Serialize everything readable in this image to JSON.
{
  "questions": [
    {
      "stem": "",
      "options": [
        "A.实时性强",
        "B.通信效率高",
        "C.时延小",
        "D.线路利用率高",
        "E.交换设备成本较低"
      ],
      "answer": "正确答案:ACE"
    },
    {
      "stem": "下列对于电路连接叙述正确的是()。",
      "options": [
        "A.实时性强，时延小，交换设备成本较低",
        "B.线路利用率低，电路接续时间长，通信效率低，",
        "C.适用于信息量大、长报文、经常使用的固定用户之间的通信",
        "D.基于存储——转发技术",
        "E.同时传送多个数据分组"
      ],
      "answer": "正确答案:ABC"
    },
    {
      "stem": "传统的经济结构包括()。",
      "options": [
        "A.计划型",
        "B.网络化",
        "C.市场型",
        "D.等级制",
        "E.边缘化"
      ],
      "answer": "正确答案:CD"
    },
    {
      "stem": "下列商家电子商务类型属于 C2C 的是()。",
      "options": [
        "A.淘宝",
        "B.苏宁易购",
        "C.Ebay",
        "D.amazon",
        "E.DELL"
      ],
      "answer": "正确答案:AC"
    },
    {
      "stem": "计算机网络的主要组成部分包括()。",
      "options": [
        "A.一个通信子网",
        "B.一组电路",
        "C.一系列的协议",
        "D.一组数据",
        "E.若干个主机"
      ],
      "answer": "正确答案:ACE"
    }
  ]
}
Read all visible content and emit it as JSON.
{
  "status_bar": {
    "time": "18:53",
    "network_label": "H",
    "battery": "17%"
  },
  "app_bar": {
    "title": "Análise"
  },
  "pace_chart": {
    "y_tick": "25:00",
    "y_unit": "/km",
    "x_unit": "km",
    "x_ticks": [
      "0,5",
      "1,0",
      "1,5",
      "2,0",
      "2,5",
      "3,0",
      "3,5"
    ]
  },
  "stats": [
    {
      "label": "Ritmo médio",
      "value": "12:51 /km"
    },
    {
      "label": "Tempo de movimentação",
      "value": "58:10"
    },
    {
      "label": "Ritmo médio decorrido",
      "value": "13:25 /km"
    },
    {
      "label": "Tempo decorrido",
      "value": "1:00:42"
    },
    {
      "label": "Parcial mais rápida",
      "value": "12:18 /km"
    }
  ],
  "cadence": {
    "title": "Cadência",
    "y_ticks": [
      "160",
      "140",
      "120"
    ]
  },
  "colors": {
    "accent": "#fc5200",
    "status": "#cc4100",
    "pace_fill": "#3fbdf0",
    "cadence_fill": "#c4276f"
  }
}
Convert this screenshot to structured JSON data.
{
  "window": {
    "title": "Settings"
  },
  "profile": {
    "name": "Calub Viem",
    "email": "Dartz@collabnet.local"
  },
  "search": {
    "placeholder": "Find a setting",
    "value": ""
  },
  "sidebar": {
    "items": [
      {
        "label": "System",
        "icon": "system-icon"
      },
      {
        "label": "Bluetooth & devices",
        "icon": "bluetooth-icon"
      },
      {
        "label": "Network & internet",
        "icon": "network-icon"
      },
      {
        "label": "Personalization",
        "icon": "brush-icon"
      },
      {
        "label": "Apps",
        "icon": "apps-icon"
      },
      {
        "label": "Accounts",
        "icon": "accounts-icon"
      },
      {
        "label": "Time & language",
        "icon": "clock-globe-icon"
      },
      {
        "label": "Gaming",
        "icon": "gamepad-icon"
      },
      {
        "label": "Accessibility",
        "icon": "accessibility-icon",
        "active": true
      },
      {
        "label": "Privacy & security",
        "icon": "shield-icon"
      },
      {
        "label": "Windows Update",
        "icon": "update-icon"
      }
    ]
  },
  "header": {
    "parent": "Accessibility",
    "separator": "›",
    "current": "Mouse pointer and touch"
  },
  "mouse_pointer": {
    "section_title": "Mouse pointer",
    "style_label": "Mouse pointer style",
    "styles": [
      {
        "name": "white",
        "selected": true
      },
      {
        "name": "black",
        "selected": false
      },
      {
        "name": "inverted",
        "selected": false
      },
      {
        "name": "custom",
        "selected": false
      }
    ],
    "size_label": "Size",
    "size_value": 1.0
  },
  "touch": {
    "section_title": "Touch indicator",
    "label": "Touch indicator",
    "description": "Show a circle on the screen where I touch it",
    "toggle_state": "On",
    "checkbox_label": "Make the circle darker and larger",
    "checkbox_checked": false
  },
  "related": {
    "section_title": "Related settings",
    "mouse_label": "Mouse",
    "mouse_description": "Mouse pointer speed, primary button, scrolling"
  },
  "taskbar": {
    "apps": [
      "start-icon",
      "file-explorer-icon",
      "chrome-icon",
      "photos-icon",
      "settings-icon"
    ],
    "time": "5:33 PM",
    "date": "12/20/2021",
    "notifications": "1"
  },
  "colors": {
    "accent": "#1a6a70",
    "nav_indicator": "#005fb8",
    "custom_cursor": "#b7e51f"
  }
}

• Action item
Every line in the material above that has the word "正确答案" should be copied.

• Your response
      "answer": "正确答案:ACE"
      "answer": "正确答案:ABC"
      "answer": "正确答案:CD"
      "answer": "正确答案:AC"
      "answer": "正确答案:ACE"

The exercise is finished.